Putting the cost of college in perspective, 30 percent of students are earning their degrees at institutions where tuitions range from $6,000 to $9,000 annually. At Indiana University Northwest, tuition and fees are at the lower end of this spectrum, furthering our commitment to the region’s students that a high-quality IU degree is accessible and affordable.
Students nationwide are also making smarter financial choices. The National Center of Education Statistics found that more than one-third of graduates have no debt, while 12 percent owe $1,000 to $10,000. Professional school graduates owing $100,000 account for only one percent.
We work hard, throughout IU, to educate our students on the long-term effects of student loan debt.
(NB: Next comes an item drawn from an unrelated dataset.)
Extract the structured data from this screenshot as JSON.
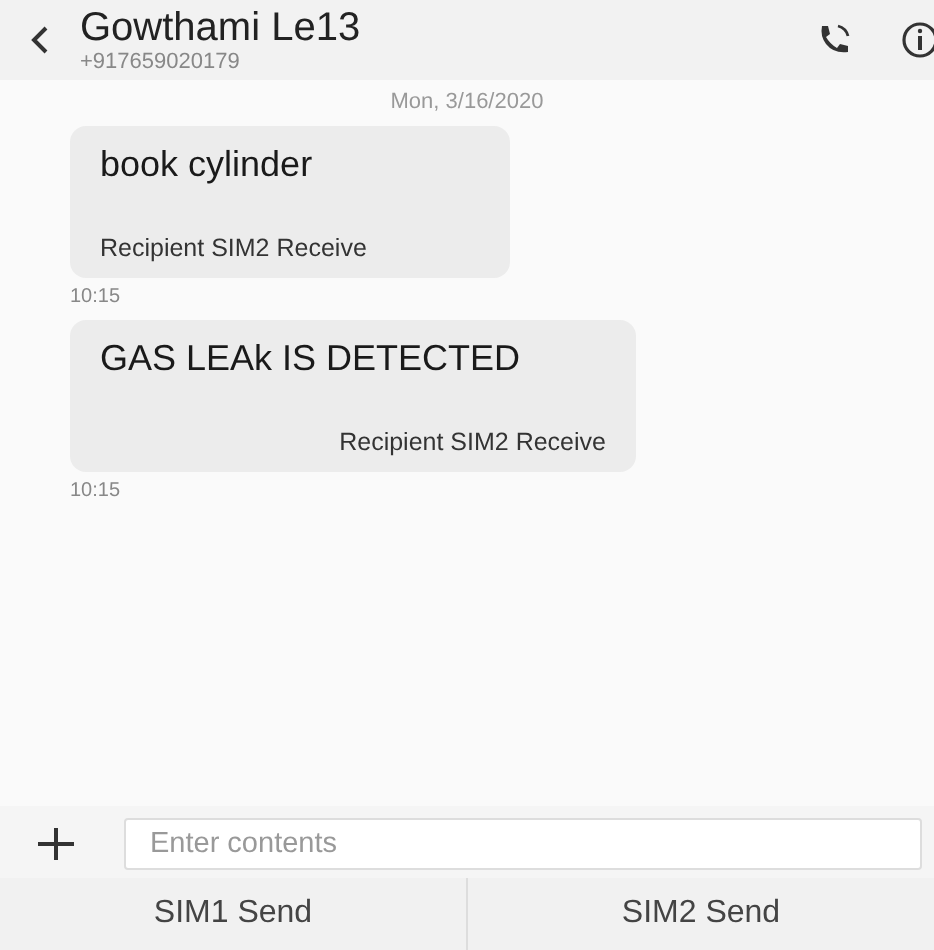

Thanks, in great part, to a successful Financial Literacy program, IU Northwest undergraduates who took out federal loans decreased by 23 percent in the last year, and the amount borrowed fell by nearly 30 percent.
Regional campuses, like Indiana University Northwest, play a critical role in the higher education system, ensuring all students have an opportunity to invest in their future through personal, affordable and life-changing education.
Take, for instance, Candyce Mehler of Whiting, a 2014 IU Northwest graduate. Earning her bachelor’s degree in Spanish, with minors in chemistry and biology, Candyce selected IU Northwest as her IU.
She is proud of her accomplishments, made possible by an affordable institution that supported her need and desire to work, volunteer, conduct research and contribute to her family, all while being a student. Candyce is well-prepared for her next educational journey—attending medical school.
As the region’s university, IU Northwest’s highest priority is to enable the students of northwest Indiana to have a transformative experience that provides them the full value of a college degree.
We take seriously our role in enabling our students, and our communities, to advance. In fact, nearly three-quarters of our graduates stay local, strengthening our regional health and economic resilience.
Unless the diverse students of northwest Indiana, whom our campus serves, have the opportunity to succeed academically and complete their degrees, none of the nation’s goals for increasing numbers of college graduates are attainable, or even meaningful.
William J. Lowe is chancellor of Indiana University Northwest in Gary, Ind. As one of seven Indiana University campuses, IU Northwest leads the northwest Indiana region as the premier, urban campus dedicated to serving the needs of more than 6,000 students from the state’s most diverse and industrialized region.